- Binney, M. 1999. Airport builders. Academy Editions, Chichester, U.K., 223 p.
- Chandler, A. C. 1946. The making of a parasitologist. Journal of Parasitology 32: 213-221.
- Damian, R. T. 1962. A theory of immunoselection for eclipsed antigens of parasites and its implications for the problem of antigenic polymorphism in man. Journal of Parasitology 48: 16.
- ___________. 1964. Mimicry: Antigen sharing by parasite and host and its consequences. American Naturalist 98: 129-149.
- ___________. 1987. The exploitation of host immune response by parasites. Journal of Parasitology 73: 1-13.
- Kuris, A. M. 2012. The global burden of human parasites: Who and where are they? How are they transmitted? Journal of Parasitology 98: 1056-1064.
- Lehman, M. 1963. This high man; The life of Robert H. Goddard. Farrar, Straus, New York, NY, 430 p.
- Loker, E. S. 2013. This de-wormed world? Journal of Parasitology 99: 933-942.
- Power, S. 2002. "A problem from hell": America and the age of genocide. Basic Books, New York, NY, 610 p.
- Read, C. P. 1967. Longevity of the tapeworm, Hymenolepis diminuta.
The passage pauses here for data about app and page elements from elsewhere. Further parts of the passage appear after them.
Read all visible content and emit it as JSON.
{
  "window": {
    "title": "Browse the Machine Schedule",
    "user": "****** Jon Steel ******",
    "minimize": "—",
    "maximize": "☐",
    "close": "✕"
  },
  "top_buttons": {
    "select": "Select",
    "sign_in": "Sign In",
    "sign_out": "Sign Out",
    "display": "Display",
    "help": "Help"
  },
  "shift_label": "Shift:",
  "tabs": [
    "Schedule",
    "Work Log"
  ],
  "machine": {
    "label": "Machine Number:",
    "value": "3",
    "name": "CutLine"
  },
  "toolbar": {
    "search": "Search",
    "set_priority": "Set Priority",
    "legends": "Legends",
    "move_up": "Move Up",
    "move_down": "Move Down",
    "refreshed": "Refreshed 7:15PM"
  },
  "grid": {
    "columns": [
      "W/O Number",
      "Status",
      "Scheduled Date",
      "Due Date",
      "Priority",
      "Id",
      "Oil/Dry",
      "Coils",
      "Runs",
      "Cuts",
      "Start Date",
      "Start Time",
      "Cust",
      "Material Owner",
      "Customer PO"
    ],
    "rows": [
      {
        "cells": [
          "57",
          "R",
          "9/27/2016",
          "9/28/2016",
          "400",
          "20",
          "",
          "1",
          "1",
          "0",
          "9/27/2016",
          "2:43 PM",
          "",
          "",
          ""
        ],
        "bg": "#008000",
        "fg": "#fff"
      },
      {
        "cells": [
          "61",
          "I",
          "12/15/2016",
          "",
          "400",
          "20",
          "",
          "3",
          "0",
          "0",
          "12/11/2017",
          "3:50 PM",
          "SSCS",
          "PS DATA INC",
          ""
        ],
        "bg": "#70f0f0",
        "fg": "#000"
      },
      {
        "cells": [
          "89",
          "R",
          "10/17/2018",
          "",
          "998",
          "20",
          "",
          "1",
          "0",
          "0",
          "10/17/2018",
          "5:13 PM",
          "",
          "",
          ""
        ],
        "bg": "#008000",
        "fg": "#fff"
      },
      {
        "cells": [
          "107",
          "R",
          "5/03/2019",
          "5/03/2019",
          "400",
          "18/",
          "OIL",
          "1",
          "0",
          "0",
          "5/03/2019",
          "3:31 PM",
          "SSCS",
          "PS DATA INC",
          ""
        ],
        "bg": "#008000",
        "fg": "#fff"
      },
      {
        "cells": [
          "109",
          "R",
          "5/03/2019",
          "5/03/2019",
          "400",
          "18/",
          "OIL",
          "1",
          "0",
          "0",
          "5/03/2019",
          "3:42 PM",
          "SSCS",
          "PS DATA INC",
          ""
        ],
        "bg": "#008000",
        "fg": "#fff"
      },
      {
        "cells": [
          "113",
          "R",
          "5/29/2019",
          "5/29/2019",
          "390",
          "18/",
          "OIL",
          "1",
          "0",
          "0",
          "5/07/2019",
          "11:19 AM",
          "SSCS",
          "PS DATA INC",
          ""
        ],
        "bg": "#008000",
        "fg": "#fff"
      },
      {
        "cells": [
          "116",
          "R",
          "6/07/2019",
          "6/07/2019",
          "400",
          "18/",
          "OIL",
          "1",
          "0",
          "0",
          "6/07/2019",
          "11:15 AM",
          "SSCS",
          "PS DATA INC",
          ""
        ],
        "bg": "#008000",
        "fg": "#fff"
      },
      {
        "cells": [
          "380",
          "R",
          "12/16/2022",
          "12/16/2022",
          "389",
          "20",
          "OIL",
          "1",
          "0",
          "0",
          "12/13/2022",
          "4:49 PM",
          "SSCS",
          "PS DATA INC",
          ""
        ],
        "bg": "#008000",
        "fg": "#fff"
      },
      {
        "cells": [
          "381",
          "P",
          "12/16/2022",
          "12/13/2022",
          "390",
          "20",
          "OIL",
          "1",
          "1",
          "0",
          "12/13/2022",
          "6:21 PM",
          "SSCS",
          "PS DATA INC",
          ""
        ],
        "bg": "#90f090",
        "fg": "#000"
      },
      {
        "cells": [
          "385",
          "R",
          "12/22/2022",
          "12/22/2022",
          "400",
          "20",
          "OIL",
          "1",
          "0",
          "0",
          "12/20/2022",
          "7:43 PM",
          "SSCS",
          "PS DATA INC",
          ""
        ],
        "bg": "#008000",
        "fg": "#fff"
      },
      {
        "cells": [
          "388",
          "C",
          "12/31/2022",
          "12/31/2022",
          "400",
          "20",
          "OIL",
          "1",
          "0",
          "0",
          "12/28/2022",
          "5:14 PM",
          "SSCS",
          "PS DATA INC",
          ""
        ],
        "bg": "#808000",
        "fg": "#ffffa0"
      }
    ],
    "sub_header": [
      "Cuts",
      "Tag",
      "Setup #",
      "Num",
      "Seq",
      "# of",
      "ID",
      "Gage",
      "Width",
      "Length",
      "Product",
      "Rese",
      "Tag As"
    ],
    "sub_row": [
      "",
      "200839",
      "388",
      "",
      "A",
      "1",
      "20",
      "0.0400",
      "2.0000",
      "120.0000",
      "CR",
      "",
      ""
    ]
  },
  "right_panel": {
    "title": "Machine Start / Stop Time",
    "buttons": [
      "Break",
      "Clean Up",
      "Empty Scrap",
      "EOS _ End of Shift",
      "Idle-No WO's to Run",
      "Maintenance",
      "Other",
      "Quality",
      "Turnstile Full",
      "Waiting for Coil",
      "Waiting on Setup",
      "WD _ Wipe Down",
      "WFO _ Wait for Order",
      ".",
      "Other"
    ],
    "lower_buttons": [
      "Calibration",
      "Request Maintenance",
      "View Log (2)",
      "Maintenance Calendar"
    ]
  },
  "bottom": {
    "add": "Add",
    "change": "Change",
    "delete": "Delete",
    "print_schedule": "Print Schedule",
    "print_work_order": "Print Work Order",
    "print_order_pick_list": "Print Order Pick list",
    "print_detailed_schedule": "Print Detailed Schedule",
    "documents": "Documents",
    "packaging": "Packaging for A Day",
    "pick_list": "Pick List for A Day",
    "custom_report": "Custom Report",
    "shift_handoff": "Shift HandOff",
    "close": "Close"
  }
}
Journal of Parasitology 53: 1055-1056.
- Ross, R. 1902. Researches on malaria. In Nobel lectures, physiology...